This leads me back to my job search. There were days when I felt like a contestant on The Voice, and it felt great when someone pushed their button for me. But that didn’t mean I had won the contest, just that I made it through Round One and was one of several they had chosen to take another look at. There would be more performances, different songs, duets, and costume changes, ad nauseum. It would take weeks of sorting and sifting and talking about my strengths and weaknesses until I felt like a performing seal.

And then it happened. In the midst of interview upon interview, I scheduled networking meetings with anyone and everyone I had ever met. I had phone calls, and lunches, and tea, and coffee, and one day happened into a meeting with someone who quickly understood what I had to offer and just as quickly had a job that needed to be filled. One thing led to another and exactly two weeks from the day I stopped in his office for a casual meeting, I had a job offer. And the call came at 3:00 p.m. on Christmas Eve. I wish I could tell you that I applied a magic formula (100 networking calls + 25 interviews + 300 cover letters/resumes= job) that resulted in success, but I can’t.

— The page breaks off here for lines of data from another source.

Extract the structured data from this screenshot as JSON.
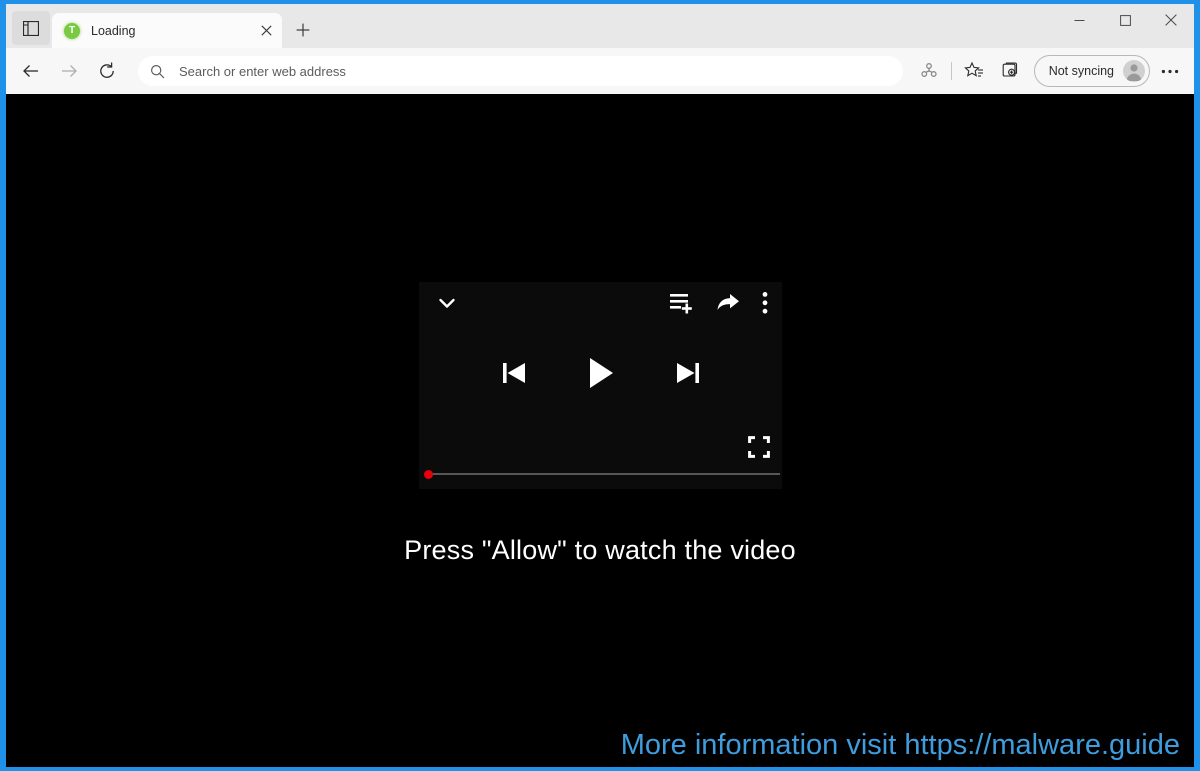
{
  "window": {
    "controls": {
      "minimize_label": "Minimize",
      "maximize_label": "Maximize",
      "close_label": "Close"
    }
  },
  "tab_strip": {
    "tab_actions_label": "Tab actions menu",
    "new_tab_label": "New tab",
    "tabs": [
      {
        "title": "Loading",
        "favicon_letter": "T",
        "favicon_color": "#7ac943",
        "close_label": "Close tab"
      }
    ]
  },
  "nav_bar": {
    "back_label": "Back",
    "forward_label": "Forward",
    "refresh_label": "Refresh",
    "address": {
      "value": "",
      "placeholder": "Search or enter web address",
      "search_icon": "search-icon"
    },
    "toolbar_icons": [
      {
        "name": "extensions-icon",
        "label": "Extensions"
      },
      {
        "name": "favorites-icon",
        "label": "Favorites"
      },
      {
        "name": "collections-icon",
        "label": "Collections"
      }
    ],
    "profile": {
      "label": "Not syncing",
      "avatar": "avatar-icon"
    },
    "more_label": "Settings and more"
  },
  "page": {
    "background_color": "#000000",
    "player": {
      "background_color": "#0b0b0b",
      "collapse_label": "Collapse",
      "add_to_queue_label": "Add to queue",
      "share_label": "Share",
      "more_label": "More options",
      "previous_label": "Previous",
      "play_label": "Play",
      "next_label": "Next",
      "fullscreen_label": "Fullscreen",
      "progress": {
        "percent": 0,
        "handle_color": "#e8000a",
        "track_color": "#575757"
      }
    },
    "allow_message": "Press \"Allow\" to watch the video",
    "watermark": {
      "text": "More information visit https://malware.guide",
      "color": "#3f9ddd"
    }
  },
  "desktop": {
    "background_color": "#1f91e8"
  }
}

Who knows what ultimately worked. I’d like to believe that I have a Guardian Angel who gave me this miraculous Christmas gift, but I can’t really buy that. Even as I was receiving my job offer, I know of people who were getting pink slips. It makes no sense—it’s just all part of a “new normal”, the churning of the workplace.

I am heading back to work profoundly changed by this experience, recognizing that four months is a drop in the bucket compared to what others go through.

Writing this blog kept me going. The blog invited comments, encouragement, calls from old friends, and introductions to new ones, and I am still amazed that anyone reads it. On Christmas Day, I saw The Hobbit: An Unexpected Journey and have to agree, “There is nothing like looking, if you want to find something. You certainly usually find something, if you look, but it is not always quite the something you were after.”

Read Deborah’s previous blogs here. 

Sign up to receive updates & the latest recommended resources… to your inbox!

About Deborah Brody Hamilton

Guest Blogger Deborah Brody Hamilton is a writer and communications professional with almost 30 years of work experience in Washington, D.C. Her peak moments were (1) in 1972, when she won an award from the Yonkers Public Library for most books read in a summer, and (2) in 1997, when she was a mediator at Congress’s first Bipartisan Retreat for Civility.